“This FDA approval represents a major step forward for breast imaging and women’s health care,” said Ruola Ning, PhD, Koning’s President and Founder, a pioneer and leading expert in Cone Beam CT Technology and sole inventor of cone beam breast CT technology. “KBCT represents a revolutionary advancement in breast cancer diagnosis. Breast cancer is a growing worldwide women’s health issue impacting hundreds of thousands of women. We are very proud to now be able to offer our technology to benefit women here in the United States.”
KBCT is the first ever commercially available, 3D breast CT scanner designed specifically to image the entire breast with a single scan without compression of the breast tissue. The system acquires hundreds of images in ten seconds producing ‘true’ 3D images allowing a fast procedure with excellent patient comfort. Optional accessories for KBCT include a biopsy bracket to enable KBCT-guided breast biopsies of suspicious lesions, and a collimator which is used to limit the x-ray beam to the area of interest. The biopsy bracket provides 3D targeting at comparable or lower radiation exposure compared to stereotactic guided biopsy.
In a September 2014 FDA Consumer Health Information “3D Technologies Poised to Change How Doctors Diagnose Cancer” FDA reported that thanks to the regulatory work being done by a team of scientists at FDA that soon, three-dimensional (3D) images in actual 3D might help your doctor find hidden tumors and better diagnose cancers. The article indicated that: for patients, the (breast CT) procedure is more comfortable than regular mammography because the breast isn’t compressed. Also, there’s less radiation exposure than during a CT exam of the entire chest because only the breast is exposed to X-rays. The (breast CT) images have less distortion than mammography, and the system is optimized to differentiate between the breast’s soft tissue and cancer tissue. These images will be very different from 2D mammograms. They’re truly 3D images of the entire breast from any orientation. You can scroll through the slices (up and down, left and right) and get a unique view of the breast like never before. It gives doctors tremendous freedom in how they look at the interior of the breast and evaluate its structures.
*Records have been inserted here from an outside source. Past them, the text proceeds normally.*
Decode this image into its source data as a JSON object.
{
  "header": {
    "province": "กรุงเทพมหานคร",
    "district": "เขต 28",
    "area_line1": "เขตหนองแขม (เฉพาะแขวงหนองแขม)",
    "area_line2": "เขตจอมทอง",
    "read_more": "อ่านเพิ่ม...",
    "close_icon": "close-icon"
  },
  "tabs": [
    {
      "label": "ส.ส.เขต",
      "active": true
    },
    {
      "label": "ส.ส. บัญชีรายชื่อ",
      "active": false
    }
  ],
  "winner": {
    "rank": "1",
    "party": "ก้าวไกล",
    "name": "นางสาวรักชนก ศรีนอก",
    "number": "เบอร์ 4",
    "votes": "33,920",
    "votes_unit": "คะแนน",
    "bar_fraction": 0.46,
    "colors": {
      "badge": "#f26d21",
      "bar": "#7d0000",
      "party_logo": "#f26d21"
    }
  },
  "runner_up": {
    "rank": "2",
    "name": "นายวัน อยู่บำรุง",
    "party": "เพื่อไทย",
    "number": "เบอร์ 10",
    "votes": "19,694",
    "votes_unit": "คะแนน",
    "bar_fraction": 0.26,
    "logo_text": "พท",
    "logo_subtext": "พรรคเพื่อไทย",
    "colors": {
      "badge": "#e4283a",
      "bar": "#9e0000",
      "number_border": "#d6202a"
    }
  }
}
It’s almost like seeing the anatomy itself.
Over 680 patient scans on KBCT were conducted at Elizabeth Wende Breast Care (Rochester, New York) and the University of Rochester Medical Center (URMC-Rochester, New York), with additional collaboration at the University of Massachusetts Medical Center (Wooster, Massachusetts) which culminated in a large reader study conducted at the Medical College of South Carolina (MUSC) with Dr. Etta Pisano, a world renowned expert in Breast Imaging, serving as the Principal Investigator. “The results we have seen with 3D-KBCT have been remarkable compared to 2D imaging and there is no compression of the tissue making Breast CT a much more comfortable and painless procedure for women. I believe that 3D-KBCT will likely play a major role for multiple applications in breast imaging,” Dr. Pisano said.